In recent years online auctions have grown to huge proportions, attracting
vast audiences and making the owners mega rich in the process from listing
and process fees, but is it all good news for web surfers?
Buying, or rather going through the motions of trying to be a buyer of goods
listed on an auction site is fun and interesting, and tinged with much
disappointment when you fail to land a bargain buy. All too often you are
beaten in the final minutes of an auction after spending days watching
Some reports suggest that buying by
online auctions are like gambling and
can become highly addictive. Safe for sure if all you do is watch or bid,
but never WIN or buy anything. All too often out of frustration or
desperation you can end up buying an item for a silly high price often more
than the new cost.
All too often buyers forget the risk they take over quality and authenticity
of their buy and the extra cost of postage and packing which often can be
higher than the cost of the goods bought.
The higher the value of goods bought potentially the higher the risk, no one
minds loosing a few dollars or pounds but hundred or thousands is another
far serious and sinister issue. Let the buyer beware is never more true with
Would you run 3 miles to buy a dollar for 30 cents?
For low value goods the high cost of listing fees and display options can
erode the eventual sale price (if any) or leave the seller with no sale BUT
a hefty fee for listing.
The amount of work and effort to list low value items makes for the seller a
less attractive deal, and many have found the new bred of swap or trade
sites an attractive alternative.
For a small fixed annual fee at worst the new breed of web site allows users
to list items on offer (usually free) and all you as "buyer" does is agree a
trade - either with something you have and they need or for points.
Once you see a desirable item - clothes, jewellery and other wearables seem
the most popular at present you offer a trade with the lister usually just
for the cost of postage.
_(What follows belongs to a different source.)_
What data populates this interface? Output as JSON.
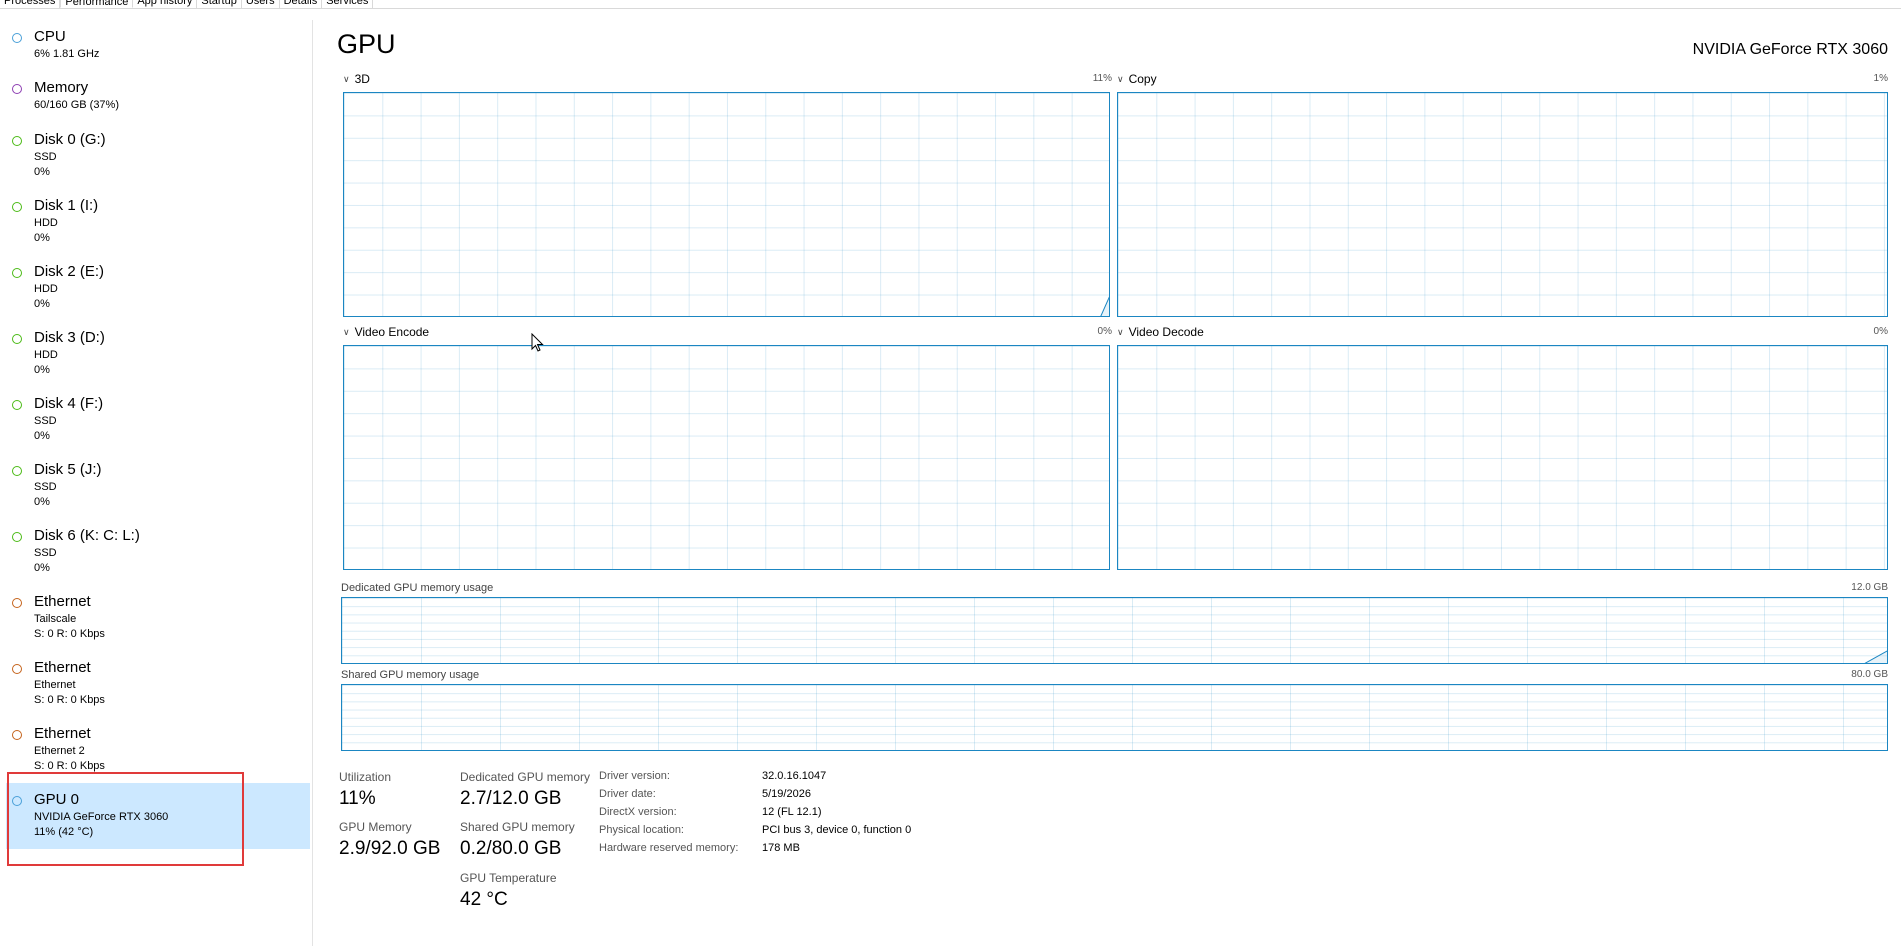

Since no actually money changes hands for the goods
fraudsters are deterred from listing on such sites and users to date are
enthusiastic about quality of offers.
Whether this new community of swappers will grow, only time will tell, but
let's not forget the massive online auction sites are only a few years old,
showing how quickly a new idea can spread across the internet.
Maurice S Clarke is founder of the online wearable goods trading web site
and lives in Rugby, UK.
This article may be freely copied and used on web sites or ezines provided
the content and all links remain intact.
About the Author: www.whatweusedtowear.com provides readers with the latest reviews,articles,commentaries and write-ups on buyer of goods, online auction sites, gambling .